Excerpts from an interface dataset
☆ ☆ ☆ ☆ ☆ ☆ ☆
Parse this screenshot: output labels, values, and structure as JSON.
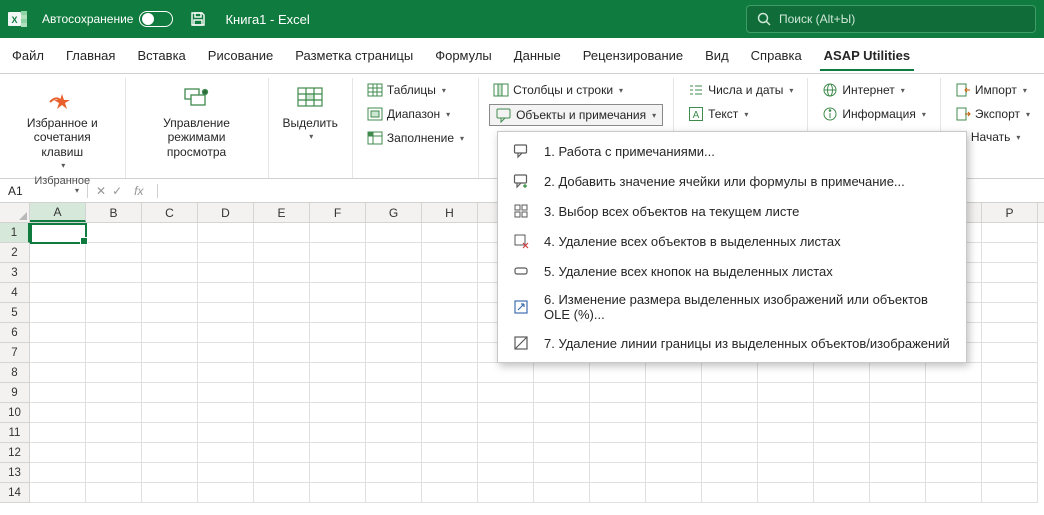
{
  "title": {
    "autosave": "Автосохранение",
    "file": "Книга1",
    "appsuffix": " - Excel",
    "search": "Поиск (Alt+Ы)"
  },
  "tabs": [
    "Файл",
    "Главная",
    "Вставка",
    "Рисование",
    "Разметка страницы",
    "Формулы",
    "Данные",
    "Рецензирование",
    "Вид",
    "Справка",
    "ASAP Utilities"
  ],
  "ribbon": {
    "favorites": {
      "label": "Избранное и\nсочетания клавиш",
      "group": "Избранное"
    },
    "modes": {
      "label": "Управление\nрежимами просмотра"
    },
    "select": {
      "label": "Выделить"
    },
    "tables": {
      "label": "Таблицы"
    },
    "range": {
      "label": "Диапазон"
    },
    "fill": {
      "label": "Заполнение"
    },
    "colsrows": {
      "label": "Столбцы и строки"
    },
    "objects": {
      "label": "Объекты и примечания"
    },
    "numdates": {
      "label": "Числа и даты"
    },
    "text": {
      "label": "Текст"
    },
    "internet": {
      "label": "Интернет"
    },
    "info": {
      "label": "Информация"
    },
    "import": {
      "label": "Импорт"
    },
    "export": {
      "label": "Экспорт"
    },
    "start": {
      "label": "Начать"
    }
  },
  "menu": [
    "1. Работа с примечаниями...",
    "2. Добавить значение ячейки или формулы в примечание...",
    "3. Выбор всех объектов на текущем листе",
    "4. Удаление всех объектов в выделенных листах",
    "5. Удаление всех кнопок на выделенных листах",
    "6. Изменение размера выделенных изображений или объектов OLE (%)...",
    "7. Удаление линии границы из выделенных объектов/изображений"
  ],
  "grid": {
    "namebox": "A1",
    "cols": [
      "A",
      "B",
      "C",
      "D",
      "E",
      "F",
      "G",
      "H",
      "",
      "",
      "",
      "",
      "",
      "",
      "",
      "",
      "",
      "P"
    ],
    "rowcount": 14
  }
}
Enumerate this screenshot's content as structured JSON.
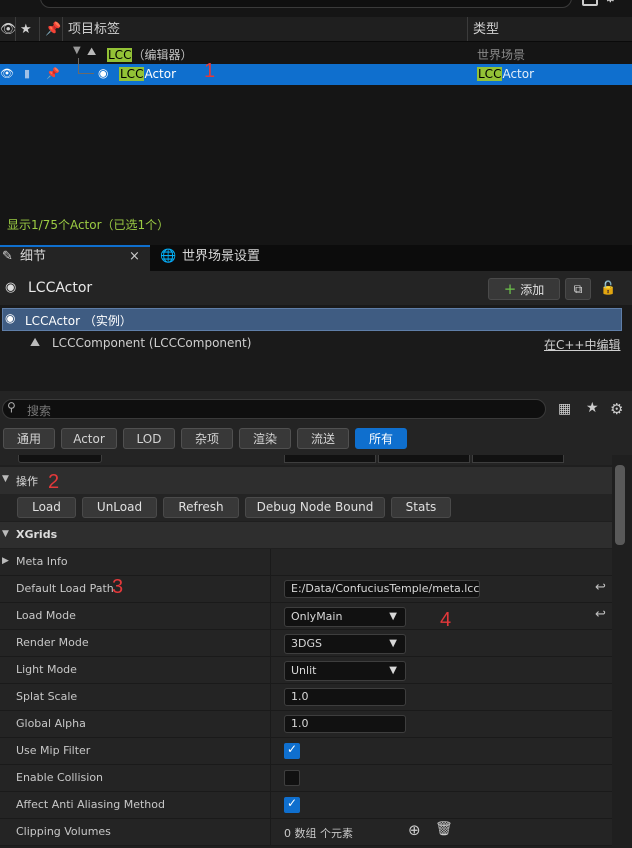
{
  "outliner": {
    "search_query": "lcc",
    "col_label": "项目标签",
    "col_type": "类型",
    "row1": {
      "hl": "LCC",
      "rest": "（编辑器）",
      "type": "世界场景"
    },
    "row2": {
      "hl": "LCC",
      "rest": "Actor",
      "type_hl": "LCC",
      "type_rest": "Actor"
    },
    "status": "显示1/75个Actor（已选1个）"
  },
  "tabs": {
    "details": "细节",
    "world": "世界场景设置",
    "close": "×"
  },
  "details": {
    "actor_name": "LCCActor",
    "add_label": "添加",
    "instance_label": "LCCActor （实例）",
    "component_label": "LCCComponent (LCCComponent)",
    "edit_cpp": "在C++中编辑",
    "search_placeholder": "搜索",
    "filters": [
      "通用",
      "Actor",
      "LOD",
      "杂项",
      "渲染",
      "流送",
      "所有"
    ]
  },
  "props": {
    "ops_category": "操作",
    "buttons": [
      "Load",
      "UnLoad",
      "Refresh",
      "Debug Node Bound",
      "Stats"
    ],
    "xgrids": "XGrids",
    "meta_info": "Meta Info",
    "default_load_path": {
      "label": "Default Load Path",
      "value": "E:/Data/ConfuciusTemple/meta.lcc"
    },
    "load_mode": {
      "label": "Load Mode",
      "value": "OnlyMain"
    },
    "render_mode": {
      "label": "Render Mode",
      "value": "3DGS"
    },
    "light_mode": {
      "label": "Light Mode",
      "value": "Unlit"
    },
    "splat_scale": {
      "label": "Splat Scale",
      "value": "1.0"
    },
    "global_alpha": {
      "label": "Global Alpha",
      "value": "1.0"
    },
    "use_mip": {
      "label": "Use Mip Filter",
      "checked": true
    },
    "enable_collision": {
      "label": "Enable Collision",
      "checked": false
    },
    "affect_aa": {
      "label": "Affect Anti Aliasing Method",
      "checked": true
    },
    "clipping": {
      "label": "Clipping Volumes",
      "value": "0 数组 个元素"
    }
  },
  "annotations": [
    "1",
    "2",
    "3",
    "4"
  ]
}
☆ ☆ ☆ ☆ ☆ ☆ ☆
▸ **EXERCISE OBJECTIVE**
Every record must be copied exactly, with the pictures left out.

▸ **REPLY**
Parse this screenshot: output labels, values, and structure as JSON.
{
  "title": {
    "autosave": "Автосохранение",
    "file": "Книга1",
    "appsuffix": " - Excel",
    "search": "Поиск (Alt+Ы)"
  },
  "tabs": [
    "Файл",
    "Главная",
    "Вставка",
    "Рисование",
    "Разметка страницы",
    "Формулы",
    "Данные",
    "Рецензирование",
    "Вид",
    "Справка",
    "ASAP Utilities"
  ],
  "ribbon": {
    "favorites": {
      "label": "Избранное и\nсочетания клавиш",
      "group": "Избранное"
    },
    "modes": {
      "label": "Управление\nрежимами просмотра"
    },
    "select": {
      "label": "Выделить"
    },
    "tables": {
      "label": "Таблицы"
    },
    "range": {
      "label": "Диапазон"
    },
    "fill": {
      "label": "Заполнение"
    },
    "colsrows": {
      "label": "Столбцы и строки"
    },
    "objects": {
      "label": "Объекты и примечания"
    },
    "numdates": {
      "label": "Числа и даты"
    },
    "text": {
      "label": "Текст"
    },
    "internet": {
      "label": "Интернет"
    },
    "info": {
      "label": "Информация"
    },
    "import": {
      "label": "Импорт"
    },
    "export": {
      "label": "Экспорт"
    },
    "start": {
      "label": "Начать"
    }
  },
  "menu": [
    "1. Работа с примечаниями...",
    "2. Добавить значение ячейки или формулы в примечание...",
    "3. Выбор всех объектов на текущем листе",
    "4. Удаление всех объектов в выделенных листах",
    "5. Удаление всех кнопок на выделенных листах",
    "6. Изменение размера выделенных изображений или объектов OLE (%)...",
    "7. Удаление линии границы из выделенных объектов/изображений"
  ],
  "grid": {
    "namebox": "A1",
    "cols": [
      "A",
      "B",
      "C",
      "D",
      "E",
      "F",
      "G",
      "H",
      "",
      "",
      "",
      "",
      "",
      "",
      "",
      "",
      "",
      "P"
    ],
    "rowcount": 14
  }
}
Enumerate this screenshot's content as structured JSON.
{
  "outliner": {
    "search_query": "lcc",
    "col_label": "项目标签",
    "col_type": "类型",
    "row1": {
      "hl": "LCC",
      "rest": "（编辑器）",
      "type": "世界场景"
    },
    "row2": {
      "hl": "LCC",
      "rest": "Actor",
      "type_hl": "LCC",
      "type_rest": "Actor"
    },
    "status": "显示1/75个Actor（已选1个）"
  },
  "tabs": {
    "details": "细节",
    "world": "世界场景设置",
    "close": "×"
  },
  "details": {
    "actor_name": "LCCActor",
    "add_label": "添加",
    "instance_label": "LCCActor （实例）",
    "component_label": "LCCComponent (LCCComponent)",
    "edit_cpp": "在C++中编辑",
    "search_placeholder": "搜索",
    "filters": [
      "通用",
      "Actor",
      "LOD",
      "杂项",
      "渲染",
      "流送",
      "所有"
    ]
  },
  "props": {
    "ops_category": "操作",
    "buttons": [
      "Load",
      "UnLoad",
      "Refresh",
      "Debug Node Bound",
      "Stats"
    ],
    "xgrids": "XGrids",
    "meta_info": "Meta Info",
    "default_load_path": {
      "label": "Default Load Path",
      "value": "E:/Data/ConfuciusTemple/meta.lcc"
    },
    "load_mode": {
      "label": "Load Mode",
      "value": "OnlyMain"
    },
    "render_mode": {
      "label": "Render Mode",
      "value": "3DGS"
    },
    "light_mode": {
      "label": "Light Mode",
      "value": "Unlit"
    },
    "splat_scale": {
      "label": "Splat Scale",
      "value": "1.0"
    },
    "global_alpha": {
      "label": "Global Alpha",
      "value": "1.0"
    },
    "use_mip": {
      "label": "Use Mip Filter",
      "checked": true
    },
    "enable_collision": {
      "label": "Enable Collision",
      "checked": false
    },
    "affect_aa": {
      "label": "Affect Anti Aliasing Method",
      "checked": true
    },
    "clipping": {
      "label": "Clipping Volumes",
      "value": "0 数组 个元素"
    }
  },
  "annotations": [
    "1",
    "2",
    "3",
    "4"
  ]
}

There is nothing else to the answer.